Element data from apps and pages
# # # # # # #
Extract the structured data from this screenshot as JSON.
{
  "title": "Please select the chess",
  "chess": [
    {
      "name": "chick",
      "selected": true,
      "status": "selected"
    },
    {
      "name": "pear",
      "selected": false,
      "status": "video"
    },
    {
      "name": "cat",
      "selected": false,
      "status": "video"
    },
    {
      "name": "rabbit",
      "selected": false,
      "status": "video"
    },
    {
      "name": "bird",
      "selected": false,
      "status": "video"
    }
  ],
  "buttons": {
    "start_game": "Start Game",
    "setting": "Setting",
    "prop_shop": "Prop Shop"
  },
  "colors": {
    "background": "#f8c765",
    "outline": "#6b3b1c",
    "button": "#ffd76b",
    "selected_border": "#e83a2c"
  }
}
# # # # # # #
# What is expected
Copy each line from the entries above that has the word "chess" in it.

# Response box
  "title": "Please select the chess",
  "chess": [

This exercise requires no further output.